• **Exercise**: Pull out every line in the data that has the string "Color" in it.

[Dataset items]

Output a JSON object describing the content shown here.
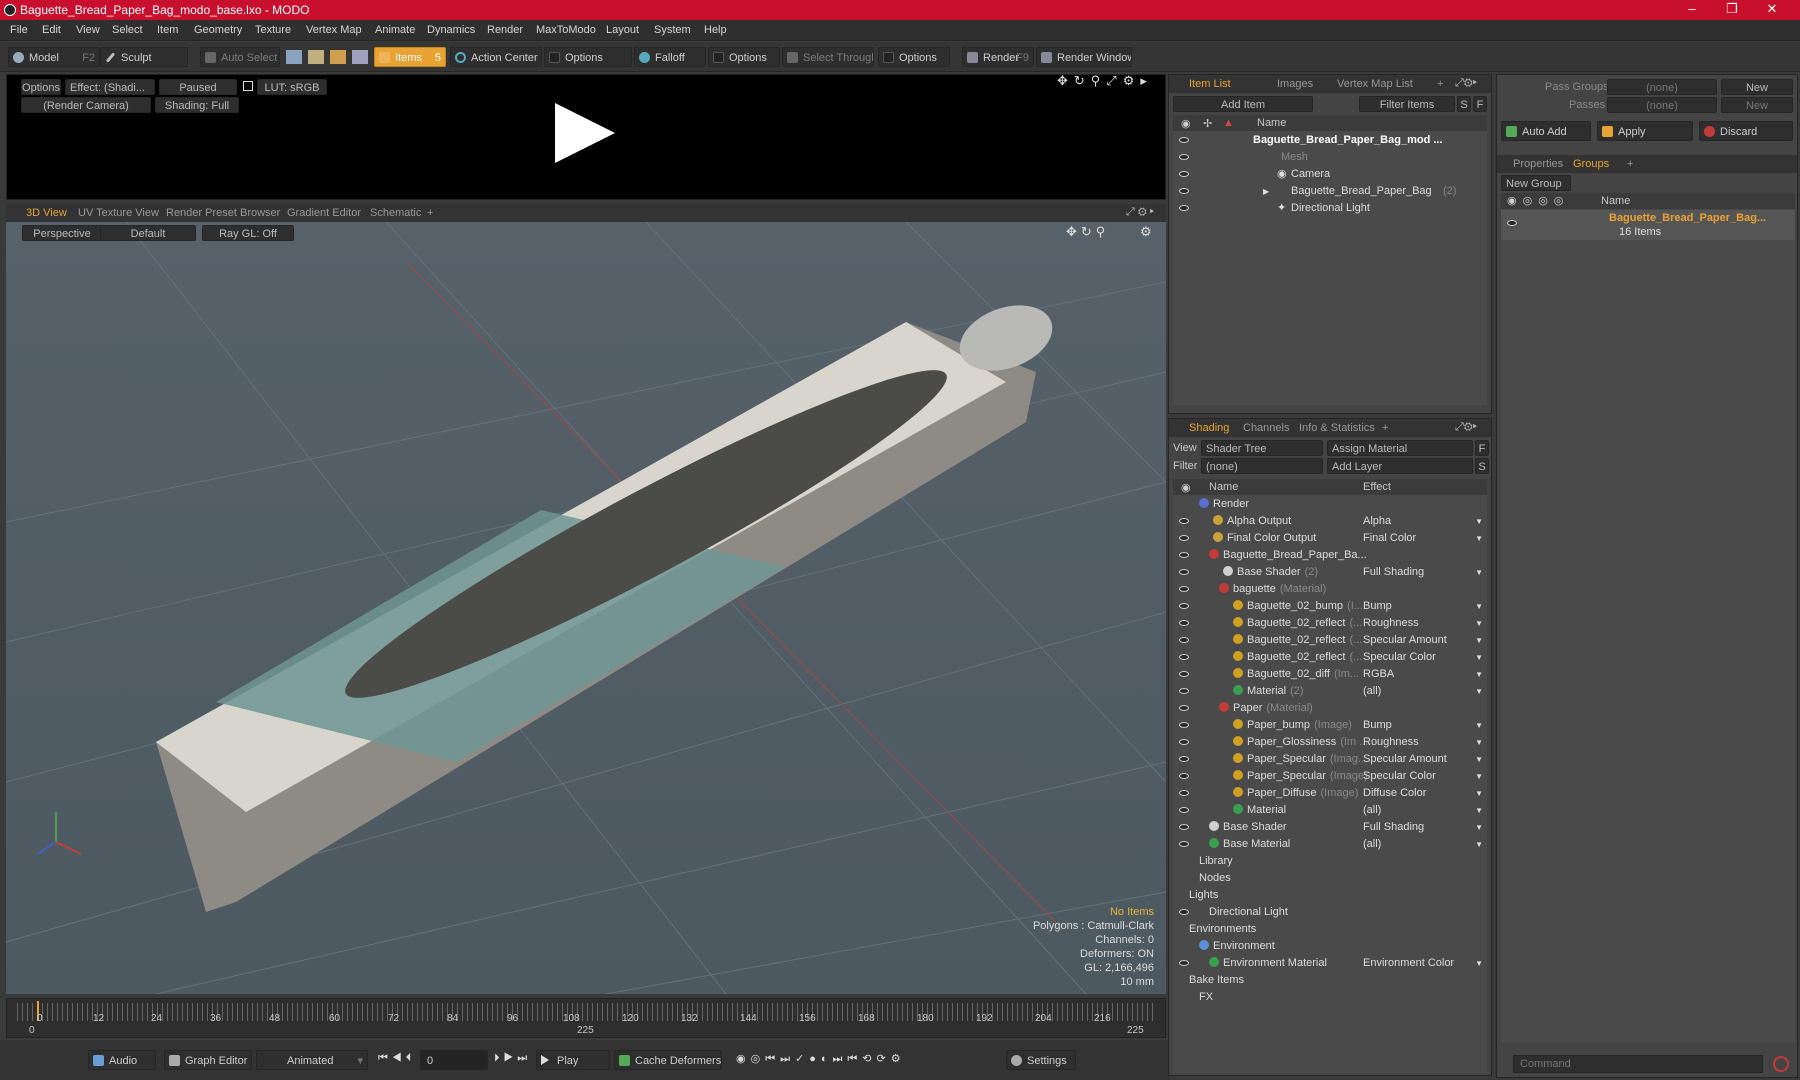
{
  "window": {
    "title": "Baguette_Bread_Paper_Bag_modo_base.lxo - MODO",
    "minimize": "–",
    "maximize": "❐",
    "close": "✕"
  },
  "menu": [
    "File",
    "Edit",
    "View",
    "Select",
    "Item",
    "Geometry",
    "Texture",
    "Vertex Map",
    "Animate",
    "Dynamics",
    "Render",
    "MaxToModo",
    "Layout",
    "System",
    "Help"
  ],
  "toolbar": {
    "model": "Model",
    "model_key": "F2",
    "sculpt": "Sculpt",
    "auto_select": "Auto Select",
    "items": "Items",
    "items_key": "5",
    "action_center": "Action Center",
    "options1": "Options",
    "falloff": "Falloff",
    "options2": "Options",
    "select_through": "Select Through",
    "options3": "Options",
    "render": "Render",
    "render_key": "F9",
    "render_window": "Render Window"
  },
  "preview": {
    "options": "Options",
    "effect": "Effect: (Shadi...",
    "paused": "Paused",
    "lut": "LUT: sRGB",
    "camera": "(Render Camera)",
    "shading": "Shading: Full"
  },
  "viewtabs": [
    "3D View",
    "UV Texture View",
    "Render Preset Browser",
    "Gradient Editor",
    "Schematic",
    "+"
  ],
  "viewport": {
    "perspective": "Perspective",
    "default": "Default",
    "raygl": "Ray GL: Off",
    "stats": [
      "No Items",
      "Polygons : Catmull-Clark",
      "Channels: 0",
      "Deformers: ON",
      "GL: 2,166,496",
      "10 mm"
    ]
  },
  "timeline": {
    "ticks": [
      "0",
      "12",
      "24",
      "36",
      "48",
      "60",
      "72",
      "84",
      "96",
      "108",
      "120",
      "132",
      "144",
      "156",
      "168",
      "180",
      "192",
      "204",
      "216"
    ],
    "start": "0",
    "mid": "225",
    "end": "225"
  },
  "transport": {
    "audio": "Audio",
    "graph": "Graph Editor",
    "animated": "Animated",
    "frame": "0",
    "play": "Play",
    "cache": "Cache Deformers",
    "settings": "Settings"
  },
  "itemlist": {
    "tabs": [
      "Item List",
      "Images",
      "Vertex Map List",
      "+"
    ],
    "add_item": "Add Item",
    "filter": "Filter Items",
    "s": "S",
    "f": "F",
    "col_name": "Name",
    "rows": [
      {
        "label": "Baguette_Bread_Paper_Bag_mod ...",
        "bold": true
      },
      {
        "label": "Mesh",
        "gray": true
      },
      {
        "label": "Camera"
      },
      {
        "label": "Baguette_Bread_Paper_Bag",
        "suffix": "(2)"
      },
      {
        "label": "Directional Light"
      }
    ]
  },
  "shading": {
    "tabs": [
      "Shading",
      "Channels",
      "Info & Statistics",
      "+"
    ],
    "view_label": "View",
    "view_value": "Shader Tree",
    "assign": "Assign Material",
    "f": "F",
    "filter_label": "Filter",
    "filter_value": "(none)",
    "add_layer": "Add Layer",
    "s": "S",
    "col_name": "Name",
    "col_effect": "Effect",
    "rows": [
      {
        "label": "Render",
        "effect": "",
        "ball": "#5b6fd6"
      },
      {
        "label": "Alpha Output",
        "effect": "Alpha",
        "ball": "#c9a23a"
      },
      {
        "label": "Final Color Output",
        "effect": "Final Color",
        "ball": "#c9a23a"
      },
      {
        "label": "Baguette_Bread_Paper_Ba...",
        "effect": "",
        "ball": "#c43a3a"
      },
      {
        "label": "Base Shader",
        "suffix": "(2)",
        "effect": "Full Shading",
        "ball": "#d0d0d0"
      },
      {
        "label": "baguette",
        "suffix": "(Material)",
        "effect": "",
        "ball": "#c43a3a"
      },
      {
        "label": "Baguette_02_bump",
        "suffix": "(I...",
        "effect": "Bump",
        "ball": "#d0a020"
      },
      {
        "label": "Baguette_02_reflect",
        "suffix": "(...",
        "effect": "Roughness",
        "ball": "#d0a020"
      },
      {
        "label": "Baguette_02_reflect",
        "suffix": "(...",
        "effect": "Specular Amount",
        "ball": "#d0a020"
      },
      {
        "label": "Baguette_02_reflect",
        "suffix": "(...",
        "effect": "Specular Color",
        "ball": "#d0a020"
      },
      {
        "label": "Baguette_02_diff",
        "suffix": "(Im...",
        "effect": "RGBA",
        "ball": "#d0a020"
      },
      {
        "label": "Material",
        "suffix": "(2)",
        "effect": "(all)",
        "ball": "#3aa050"
      },
      {
        "label": "Paper",
        "suffix": "(Material)",
        "effect": "",
        "ball": "#c43a3a"
      },
      {
        "label": "Paper_bump",
        "suffix": "(Image)",
        "effect": "Bump",
        "ball": "#d0a020"
      },
      {
        "label": "Paper_Glossiness",
        "suffix": "(Im ...",
        "effect": "Roughness",
        "ball": "#d0a020"
      },
      {
        "label": "Paper_Specular",
        "suffix": "(Imag...",
        "effect": "Specular Amount",
        "ball": "#d0a020"
      },
      {
        "label": "Paper_Specular",
        "suffix": "(Image)",
        "effect": "Specular Color",
        "ball": "#d0a020"
      },
      {
        "label": "Paper_Diffuse",
        "suffix": "(Image)",
        "effect": "Diffuse Color",
        "ball": "#d0a020"
      },
      {
        "label": "Material",
        "effect": "(all)",
        "ball": "#3aa050"
      },
      {
        "label": "Base Shader",
        "effect": "Full Shading",
        "ball": "#d0d0d0"
      },
      {
        "label": "Base Material",
        "effect": "(all)",
        "ball": "#3aa050"
      },
      {
        "label": "Library",
        "effect": ""
      },
      {
        "label": "Nodes",
        "effect": ""
      },
      {
        "label": "Lights",
        "effect": ""
      },
      {
        "label": "Directional Light",
        "effect": ""
      },
      {
        "label": "Environments",
        "effect": ""
      },
      {
        "label": "Environment",
        "effect": "",
        "ball": "#5b8fd6"
      },
      {
        "label": "Environment Material",
        "effect": "Environment Color",
        "ball": "#3aa050"
      },
      {
        "label": "Bake Items",
        "effect": ""
      },
      {
        "label": "FX",
        "effect": ""
      }
    ]
  },
  "right": {
    "pass_groups": "Pass Groups",
    "passes": "Passes",
    "none1": "(none)",
    "none2": "(none)",
    "new1": "New",
    "new2": "New",
    "auto_add": "Auto Add",
    "apply": "Apply",
    "discard": "Discard",
    "tabs": [
      "Properties",
      "Groups",
      "+"
    ],
    "new_group": "New Group",
    "col_name": "Name",
    "group_name": "Baguette_Bread_Paper_Bag...",
    "group_count": "16 Items",
    "command": "Command"
  }
}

• **Response to the task**:
        "label": "Final Color Output",
        "effect": "Final Color",
        "effect": "Specular Color",
        "effect": "Specular Color",
        "effect": "Diffuse Color",
        "effect": "Environment Color",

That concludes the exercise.